Few religions have been able to look with respect on diverse spiritual paths. We must never take this important value for granted. Throughout history, the path has often been narrow and limited, but our free faith s wide and broad enough to include acceptance of one another and to encourage spiritual growth by whatever means an individual chooses.

Our third pillar is that our religion calls us to live in community. I believe that community in and of itself is a faithful way to live and learn. Today, our world pushes us apart and making the promise to be in community is a very difficult promise to make. Yet I think it is a profoundly religious thing to do. The root of the word religion means that which binds us together. If we are in true community, we are bound together in powerful ways.
Yet community isn’t easy to create. Parker Palmer, a Quaker theologian, wrote once that community is that place where the person you least want to live with always lives. And when he or she moves away, someone always comes along to take their place. Community can be hard; being a church can be challenging. Yet, it is worth it.

When we come together here we promise, we covenant to try to live in ways that affirm our values. We try to model to the world that people of diverse beliefs can live together in harmony. We can’t do that outside of community. We can’t value diversity without experiencing it. We can’t respect and cherish other humans without meeting them and knowing them face to face. When we make the promise to support each other, and to worship, to learn and grow together as we do here, the rewards are great, for us, for our children, and hopefully for the world.

Finally, our faith rests on a deep-seated belief that all of creation is holy. We can have a tremendous impact on our culture if this pillar of our faith ever becomes truly realized. Much of the traditional religious world accepts the idea that humans have dominion over the earth and that all the animals and plants on it were made exclusively for our use. Many people are beginning to see the importance of loving the earth, of caring for the planet, of our complete dependence on the planet for the future. We are one with the planet and must work to protect it. Accepting our interdependence with all that is, is a deeply religious point of view. Creation is sacred, and we cannot take it for granted.

The four pillars of Unitarian Universalism: 1. Radical acceptance of others; 2. Respect for the spiritual journey; 3. A covenant to be together in community; and 4. A sense of the holiness of creation.
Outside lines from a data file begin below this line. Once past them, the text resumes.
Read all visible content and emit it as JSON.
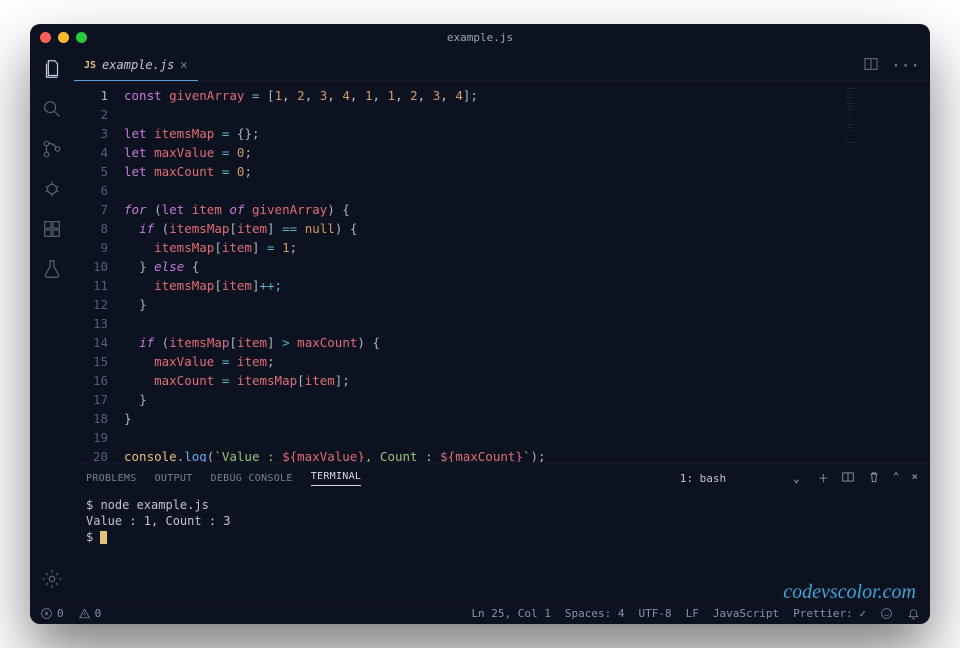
{
  "title": "example.js",
  "tab": {
    "icon": "JS",
    "label": "example.js"
  },
  "gutterLines": [
    "1",
    "2",
    "3",
    "4",
    "5",
    "6",
    "7",
    "8",
    "9",
    "10",
    "11",
    "12",
    "13",
    "14",
    "15",
    "16",
    "17",
    "18",
    "19",
    "20"
  ],
  "code": {
    "l1a": "const",
    "l1b": "givenArray",
    "l1c": "=",
    "l1d": "[",
    "l1n1": "1",
    "l1n2": "2",
    "l1n3": "3",
    "l1n4": "4",
    "l1n5": "1",
    "l1n6": "1",
    "l1n7": "2",
    "l1n8": "3",
    "l1n9": "4",
    "l1e": "];",
    "l3a": "let",
    "l3b": "itemsMap",
    "l3c": "=",
    "l3d": "{};",
    "l4a": "let",
    "l4b": "maxValue",
    "l4c": "=",
    "l4d": "0",
    "l4e": ";",
    "l5a": "let",
    "l5b": "maxCount",
    "l5c": "=",
    "l5d": "0",
    "l5e": ";",
    "l7a": "for",
    "l7b": "(",
    "l7c": "let",
    "l7d": "item",
    "l7e": "of",
    "l7f": "givenArray",
    "l7g": ") {",
    "l8a": "if",
    "l8b": "(",
    "l8c": "itemsMap",
    "l8d": "[",
    "l8e": "item",
    "l8f": "]",
    "l8g": "==",
    "l8h": "null",
    "l8i": ") {",
    "l9a": "itemsMap",
    "l9b": "[",
    "l9c": "item",
    "l9d": "]",
    "l9e": "=",
    "l9f": "1",
    "l9g": ";",
    "l10a": "}",
    "l10b": "else",
    "l10c": "{",
    "l11a": "itemsMap",
    "l11b": "[",
    "l11c": "item",
    "l11d": "]",
    "l11e": "++;",
    "l12a": "}",
    "l14a": "if",
    "l14b": "(",
    "l14c": "itemsMap",
    "l14d": "[",
    "l14e": "item",
    "l14f": "]",
    "l14g": ">",
    "l14h": "maxCount",
    "l14i": ") {",
    "l15a": "maxValue",
    "l15b": "=",
    "l15c": "item",
    "l15d": ";",
    "l16a": "maxCount",
    "l16b": "=",
    "l16c": "itemsMap",
    "l16d": "[",
    "l16e": "item",
    "l16f": "];",
    "l17a": "}",
    "l18a": "}",
    "l20a": "console",
    "l20b": ".",
    "l20c": "log",
    "l20d": "(",
    "l20e": "`Value : ",
    "l20f": "${",
    "l20g": "maxValue",
    "l20h": "}",
    "l20i": ", Count : ",
    "l20j": "${",
    "l20k": "maxCount",
    "l20l": "}",
    "l20m": "`",
    "l20n": ");"
  },
  "panel": {
    "tabs": {
      "problems": "PROBLEMS",
      "output": "OUTPUT",
      "debug": "DEBUG CONSOLE",
      "terminal": "TERMINAL"
    },
    "shell": "1: bash"
  },
  "terminal": {
    "l1": "$ node example.js",
    "l2": "Value : 1, Count : 3",
    "l3": "$ "
  },
  "watermark": "codevscolor.com",
  "status": {
    "errors": "0",
    "warnings": "0",
    "pos": "Ln 25, Col 1",
    "spaces": "Spaces: 4",
    "encoding": "UTF-8",
    "eol": "LF",
    "lang": "JavaScript",
    "prettier": "Prettier: ✓"
  }
}
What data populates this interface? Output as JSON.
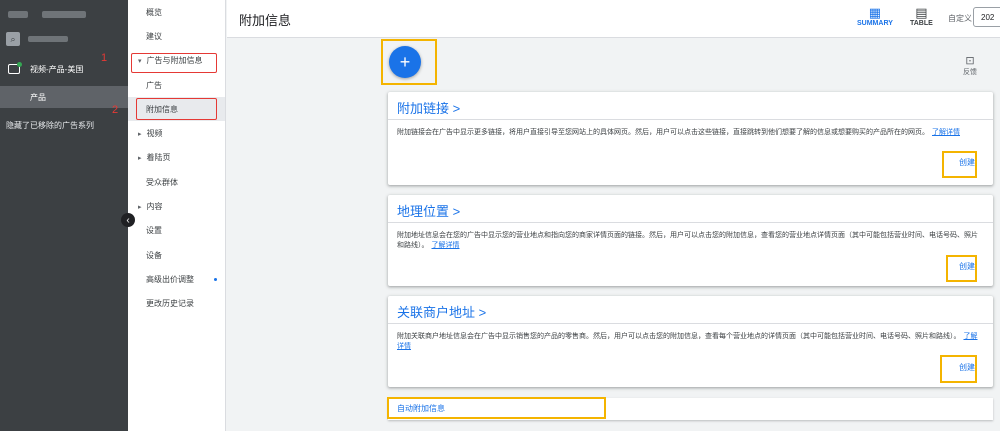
{
  "sidebar_left": {
    "campaign_name": "视频-产品-美国",
    "ad_group": "产品",
    "hidden_removed": "隐藏了已移除的广告系列",
    "marker_1": "1",
    "marker_2": "2"
  },
  "nav": {
    "items": [
      {
        "label": "概览"
      },
      {
        "label": "建议"
      },
      {
        "label": "广告与附加信息"
      },
      {
        "label": "广告"
      },
      {
        "label": "附加信息"
      },
      {
        "label": "视频"
      },
      {
        "label": "着陆页"
      },
      {
        "label": "受众群体"
      },
      {
        "label": "内容"
      },
      {
        "label": "设置"
      },
      {
        "label": "设备"
      },
      {
        "label": "高级出价调整"
      },
      {
        "label": "更改历史记录"
      }
    ]
  },
  "header": {
    "title": "附加信息",
    "summary_label": "SUMMARY",
    "table_label": "TABLE",
    "custom_label": "自定义",
    "date_value": "202"
  },
  "main": {
    "fab_label": "+",
    "feedback_label": "反馈",
    "cards": [
      {
        "title": "附加链接 >",
        "desc": "附加链接会在广告中显示更多链接，将用户直接引导至您网站上的具体网页。然后，用户可以点击这些链接，直接跳转到他们想要了解的信息或想要购买的产品所在的网页。",
        "learn_more": "了解详情",
        "create": "创建"
      },
      {
        "title": "地理位置 >",
        "desc": "附加地址信息会在您的广告中显示您的营业地点和指向您的商家详情页面的链接。然后，用户可以点击您的附加信息，查看您的营业地点详情页面（其中可能包括营业时间、电话号码、照片和路线）。",
        "learn_more": "了解详情",
        "create": "创建"
      },
      {
        "title": "关联商户地址 >",
        "desc": "附加关联商户地址信息会在广告中显示销售您的产品的零售商。然后，用户可以点击您的附加信息，查看每个营业地点的详情页面（其中可能包括营业时间、电话号码、照片和路线）。",
        "learn_more": "了解详情",
        "create": "创建"
      }
    ],
    "auto_extensions": "自动附加信息"
  }
}
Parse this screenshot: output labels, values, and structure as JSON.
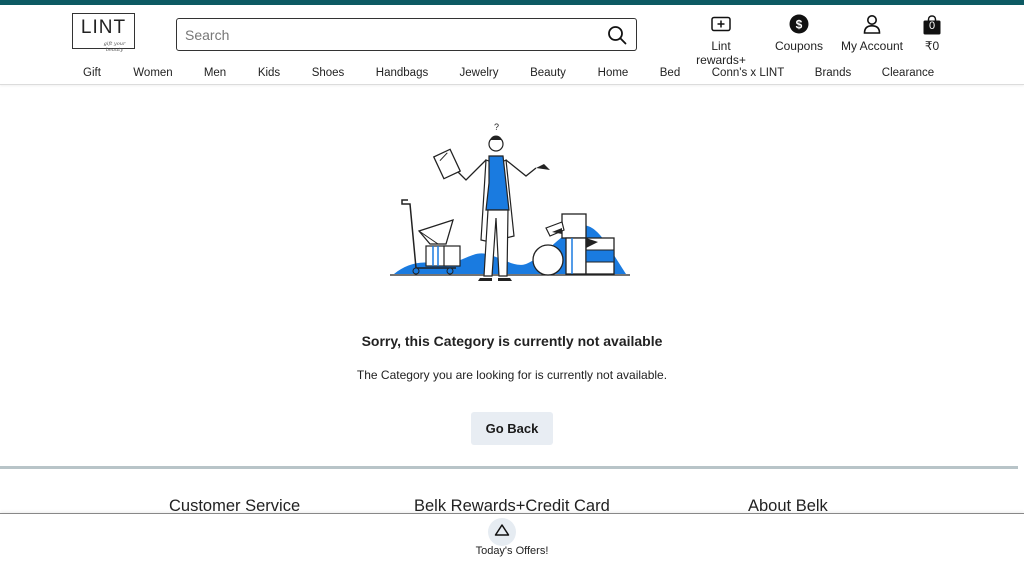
{
  "header": {
    "logo_text": "LINT",
    "logo_tagline": "gift your beauty",
    "search_placeholder": "Search",
    "rewards_label": "Lint rewards+",
    "coupons_label": "Coupons",
    "account_label": "My Account",
    "cart_count": "0",
    "cart_total": "₹0"
  },
  "nav": [
    "Gift",
    "Women",
    "Men",
    "Kids",
    "Shoes",
    "Handbags",
    "Jewelry",
    "Beauty",
    "Home",
    "Bed",
    "Conn's x LINT",
    "Brands",
    "Clearance"
  ],
  "illustration": {
    "question_mark": "?"
  },
  "main": {
    "title": "Sorry, this Category is currently not available",
    "subtitle": "The Category you are looking for is currently not available.",
    "go_back_label": "Go Back"
  },
  "footer": {
    "col1": "Customer Service",
    "col2": "Belk Rewards+Credit Card",
    "col3": "About Belk"
  },
  "bottom_bar": {
    "offers_label": "Today's Offers!"
  },
  "colors": {
    "topbar": "#0d5a63",
    "accent_blue": "#1a7be0",
    "button_bg": "#e8edf3"
  },
  "icons": {
    "search": "search-icon",
    "rewards": "rewards-card-icon",
    "coupons": "dollar-coin-icon",
    "account": "user-icon",
    "cart": "shopping-bag-icon",
    "offers": "chevron-up-icon"
  }
}
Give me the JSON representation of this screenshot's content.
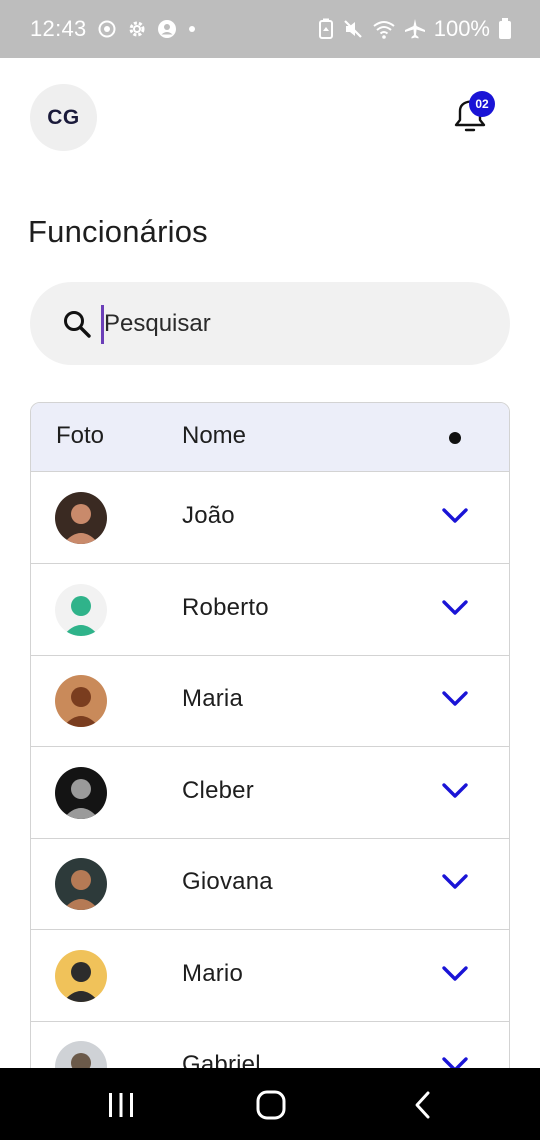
{
  "status_bar": {
    "time": "12:43",
    "battery": "100%",
    "left_icons": [
      "location-circle-icon",
      "settings-gear-icon",
      "account-circle-icon",
      "notification-dot-icon"
    ],
    "right_icons": [
      "battery-saver-icon",
      "mute-icon",
      "wifi-icon",
      "airplane-mode-icon",
      "battery-icon"
    ]
  },
  "header": {
    "user_initials": "CG",
    "notification_count": "02"
  },
  "page": {
    "title": "Funcionários"
  },
  "search": {
    "placeholder": "Pesquisar",
    "value": ""
  },
  "table": {
    "columns": [
      "Foto",
      "Nome",
      "●"
    ],
    "rows": [
      {
        "name": "João",
        "avatar_colors": [
          "#3a2a22",
          "#c98a6b"
        ]
      },
      {
        "name": "Roberto",
        "avatar_colors": [
          "#f2f2f2",
          "#2fb38a"
        ]
      },
      {
        "name": "Maria",
        "avatar_colors": [
          "#c98a5a",
          "#7a3d1f"
        ]
      },
      {
        "name": "Cleber",
        "avatar_colors": [
          "#141414",
          "#9a9a9a"
        ]
      },
      {
        "name": "Giovana",
        "avatar_colors": [
          "#2d3a3a",
          "#b57a55"
        ]
      },
      {
        "name": "Mario",
        "avatar_colors": [
          "#f0c25a",
          "#2c2c2c"
        ]
      },
      {
        "name": "Gabriel",
        "avatar_colors": [
          "#cfd2d6",
          "#6b5a4a"
        ]
      }
    ]
  },
  "colors": {
    "accent": "#1a14d6",
    "table_header_bg": "#eceef9",
    "search_bg": "#f1f1f1",
    "status_bar_bg": "#bdbdbd",
    "caret": "#6b3fb8"
  },
  "nav_bar": {
    "buttons": [
      "recent-apps-icon",
      "home-icon",
      "back-icon"
    ]
  }
}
When we are asked the wrong question, “what do you believe” we must answer with pride that our religion gives us a way to live. Our faith challenges us to go beyond creeds that point to a life in the hereafter to a faith for the here and now. I don’t think it matters what I believe unless I am able to practice a life that increases the amount of human good in the universe. For too long, religious conservatives have preached that all are outside their saving grace except those who accept a creed. Our faith has long proclaimed that “it’s deeds, not creeds.”

We must proclaim the religious values of human dignity and the sacredness of creation. We must offer a refuge where each person’s spiritual path is valued. We are called to covenant in community and to extend the grace found in our community to all who enter here.

It is time for us to open our doors and our hearts to the world. It is time for us to exude pride in our free faith. It is time for us to look into the eyes of those who do not know us and tell them we have a faith for the here and now. A faith that is radical and free, welcoming and respectful. Let’s share our faith with those we meet and share with them the grace and salvation found in Unitarian Universalism. May it be so for all of us.